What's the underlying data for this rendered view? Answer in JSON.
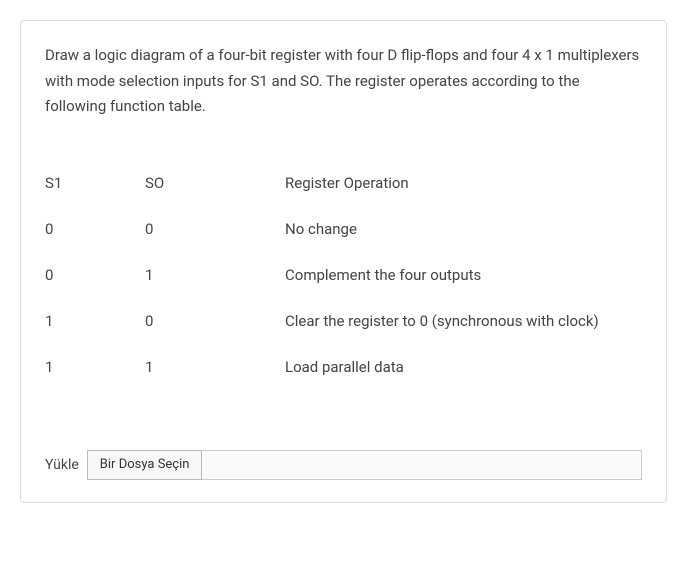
{
  "question": {
    "text": "Draw a logic diagram of a four-bit register with four D flip-flops and four 4 x 1 multiplexers with mode selection inputs for S1 and SO. The register operates according to the following function table."
  },
  "table": {
    "headers": {
      "s1": "S1",
      "s0": "SO",
      "operation": "Register Operation"
    },
    "rows": [
      {
        "s1": "0",
        "s0": "0",
        "operation": "No change"
      },
      {
        "s1": "0",
        "s0": "1",
        "operation": "Complement the four outputs"
      },
      {
        "s1": "1",
        "s0": "0",
        "operation": "Clear the register to 0 (synchronous with clock)"
      },
      {
        "s1": "1",
        "s0": "1",
        "operation": "Load parallel data"
      }
    ]
  },
  "upload": {
    "label": "Yükle",
    "button": "Bir Dosya Seçin",
    "filename": ""
  }
}
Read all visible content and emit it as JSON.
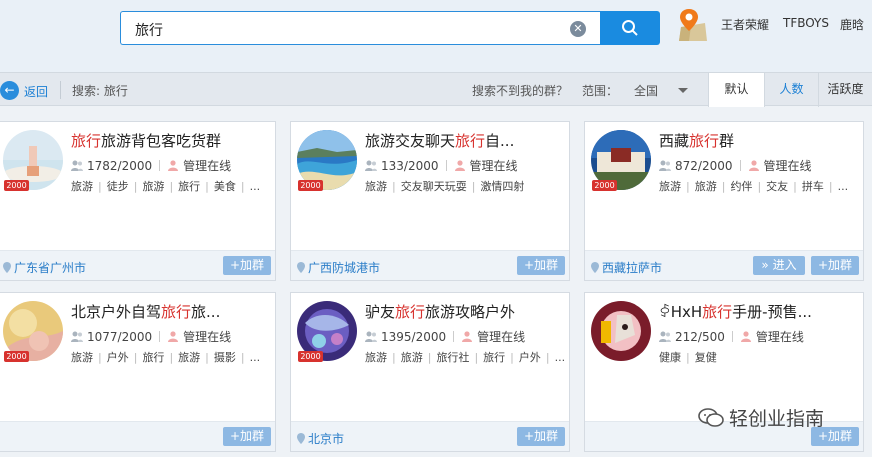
{
  "search": {
    "query": "旅行",
    "clear_icon": "clear-icon",
    "search_icon": "search-icon"
  },
  "hot_links": [
    "王者荣耀",
    "TFBOYS",
    "鹿晗"
  ],
  "filter": {
    "back_label": "返回",
    "search_info": "搜索: 旅行",
    "not_found": "搜索不到我的群？",
    "range_label": "范围：",
    "range_value": "全国",
    "tabs": [
      "默认",
      "人数",
      "活跃度"
    ]
  },
  "cards": [
    {
      "name_hl": "旅行",
      "name_rest": "旅游背包客吃货群",
      "name_pre": "",
      "members": "1782/2000",
      "admin": "管理在线",
      "tags": [
        "旅游",
        "徒步",
        "旅游",
        "旅行",
        "美食",
        "..."
      ],
      "badge": "2000",
      "location": "广东省广州市",
      "join": "+加群",
      "enter": ""
    },
    {
      "name_pre": "旅游交友聊天",
      "name_hl": "旅行",
      "name_rest": "自...",
      "members": "133/2000",
      "admin": "管理在线",
      "tags": [
        "旅游",
        "交友聊天玩耍",
        "激情四射"
      ],
      "badge": "2000",
      "location": "广西防城港市",
      "join": "+加群",
      "enter": ""
    },
    {
      "name_pre": "西藏",
      "name_hl": "旅行",
      "name_rest": "群",
      "members": "872/2000",
      "admin": "管理在线",
      "tags": [
        "旅游",
        "旅游",
        "约伴",
        "交友",
        "拼车",
        "..."
      ],
      "badge": "2000",
      "location": "西藏拉萨市",
      "join": "+加群",
      "enter": "» 进入"
    },
    {
      "name_pre": "北京户外自驾",
      "name_hl": "旅行",
      "name_rest": "旅...",
      "members": "1077/2000",
      "admin": "管理在线",
      "tags": [
        "旅游",
        "户外",
        "旅行",
        "旅游",
        "摄影",
        "..."
      ],
      "badge": "2000",
      "location": "",
      "join": "+加群",
      "enter": ""
    },
    {
      "name_pre": "驴友",
      "name_hl": "旅行",
      "name_rest": "旅游攻略户外",
      "members": "1395/2000",
      "admin": "管理在线",
      "tags": [
        "旅游",
        "旅游",
        "旅行社",
        "旅行",
        "户外",
        "..."
      ],
      "badge": "2000",
      "location": "北京市",
      "join": "+加群",
      "enter": ""
    },
    {
      "name_pre": "ꀆHxH",
      "name_hl": "旅行",
      "name_rest": "手册-预售...",
      "members": "212/500",
      "admin": "管理在线",
      "tags": [
        "健康",
        "复健"
      ],
      "badge": "",
      "location": "",
      "join": "+加群",
      "enter": ""
    }
  ],
  "watermark": "轻创业指南",
  "colors": {
    "accent": "#1a8be0",
    "highlight": "#d7322e",
    "join_button": "#8db8e3"
  }
}
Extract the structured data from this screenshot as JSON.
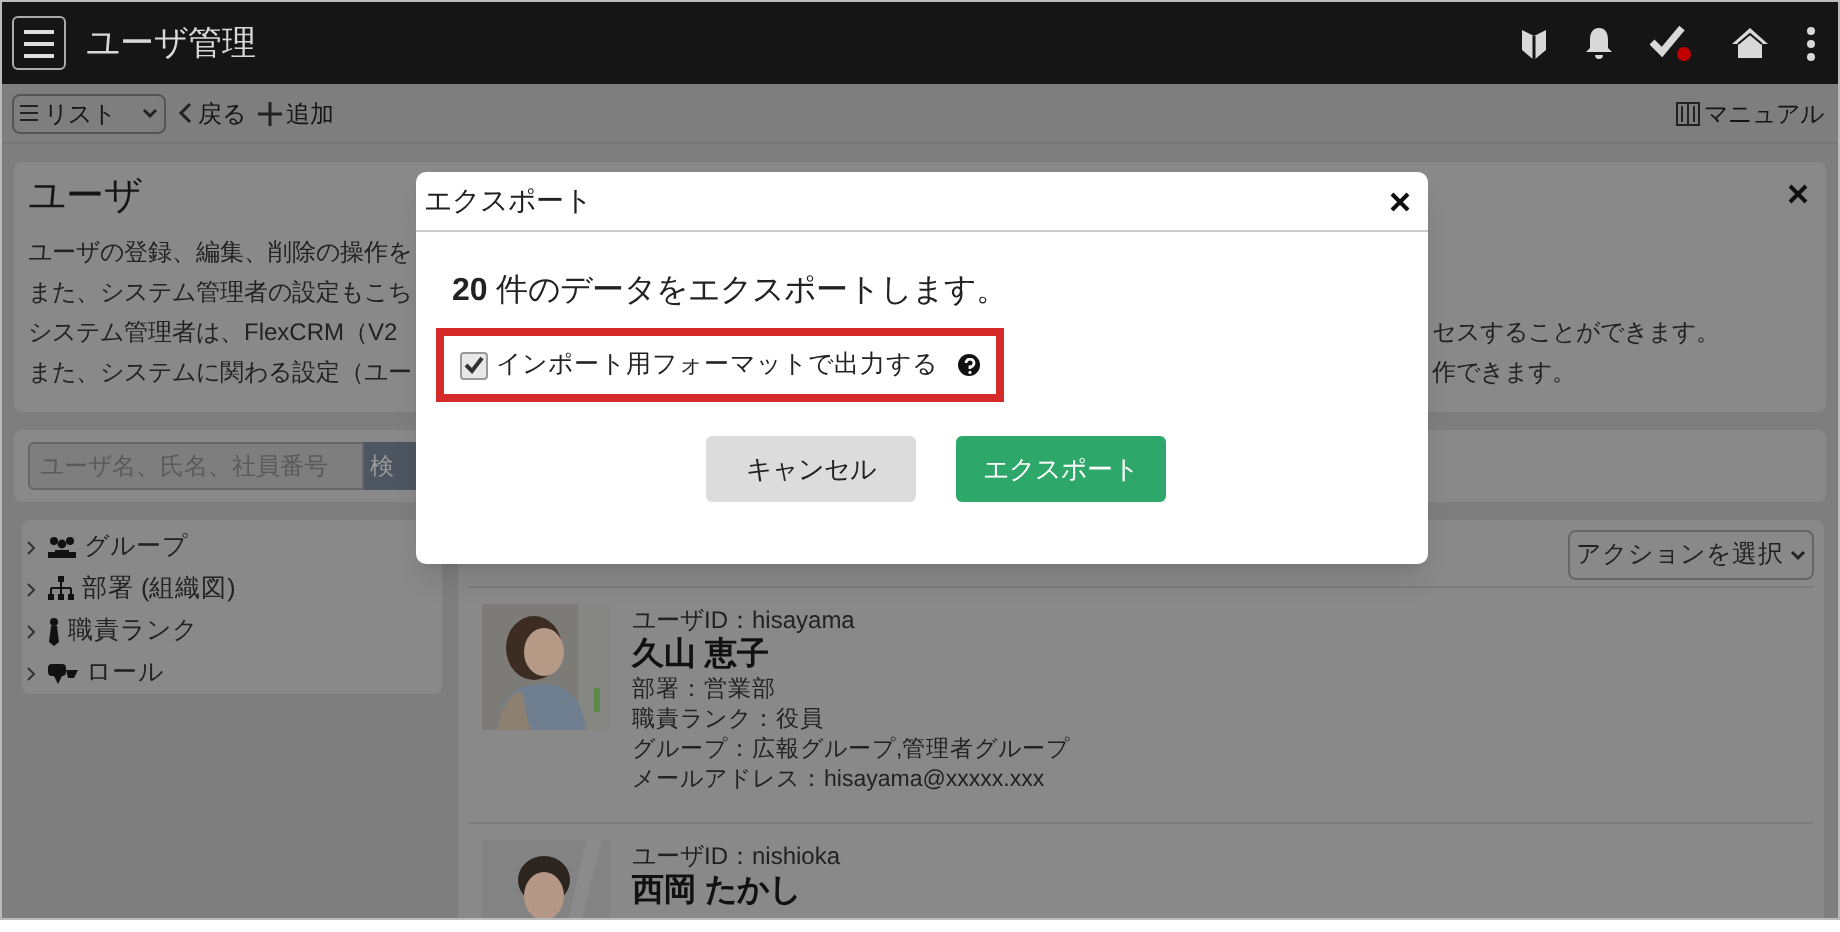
{
  "header": {
    "title": "ユーザ管理",
    "task_badge": true
  },
  "toolbar": {
    "view_select": "リスト",
    "back": "戻る",
    "add": "追加",
    "manual": "マニュアル"
  },
  "info_card": {
    "title": "ユーザ",
    "lines": [
      {
        "left": "ユーザの登録、編集、削除の操作を"
      },
      {
        "left": "また、システム管理者の設定もこち"
      },
      {
        "left": "システム管理者は、FlexCRM（V2",
        "right": "セスすることができます。"
      },
      {
        "left": "また、システムに関わる設定（ユー",
        "right": "作できます。"
      }
    ]
  },
  "search": {
    "placeholder": "ユーザ名、氏名、社員番号",
    "button": "検"
  },
  "tree": [
    {
      "kind": "group",
      "label": "グループ",
      "expanded": false
    },
    {
      "kind": "org",
      "label": "部署 (組織図)",
      "expanded": false
    },
    {
      "kind": "rank",
      "label": "職責ランク",
      "expanded": false
    },
    {
      "kind": "role",
      "label": "ロール",
      "expanded": false
    }
  ],
  "action_select": "アクションを選択",
  "users": [
    {
      "user_id": "ユーザID：hisayama",
      "name": "久山 恵子",
      "fields": [
        "部署：営業部",
        "職責ランク：役員",
        "グループ：広報グループ,管理者グループ",
        "メールアドレス：hisayama@xxxxx.xxx"
      ]
    },
    {
      "user_id": "ユーザID：nishioka",
      "name": "西岡 たかし"
    }
  ],
  "dialog": {
    "title": "エクスポート",
    "count": "20",
    "message": "件のデータをエクスポートします。",
    "import_format": {
      "label": "インポート用フォーマットで出力する",
      "checked": true,
      "highlighted": true
    },
    "buttons": [
      {
        "label": "キャンセル",
        "kind": "secondary"
      },
      {
        "label": "エクスポート",
        "kind": "primary"
      }
    ]
  }
}
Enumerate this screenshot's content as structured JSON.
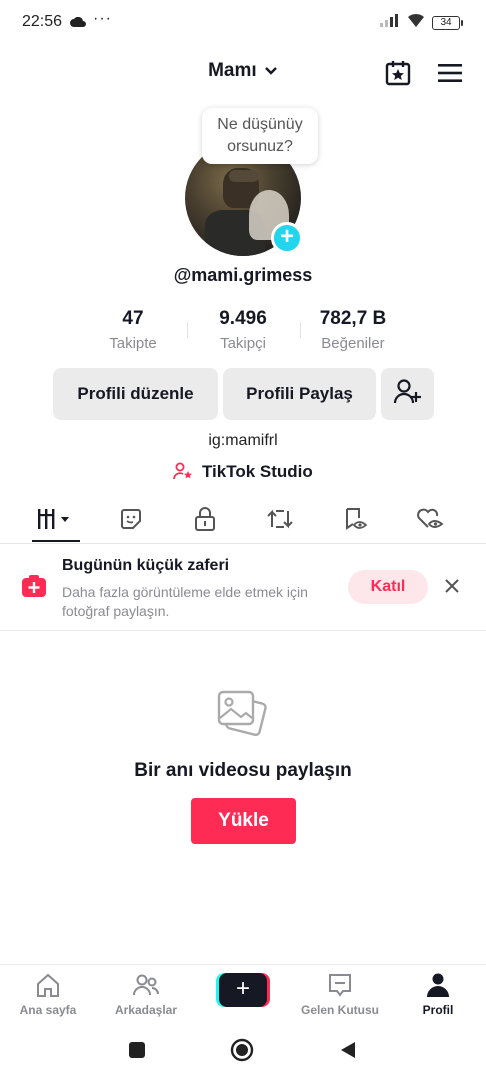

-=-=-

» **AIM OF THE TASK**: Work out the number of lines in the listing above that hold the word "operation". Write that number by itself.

» **RESULT OF THE EXERCISE**: 5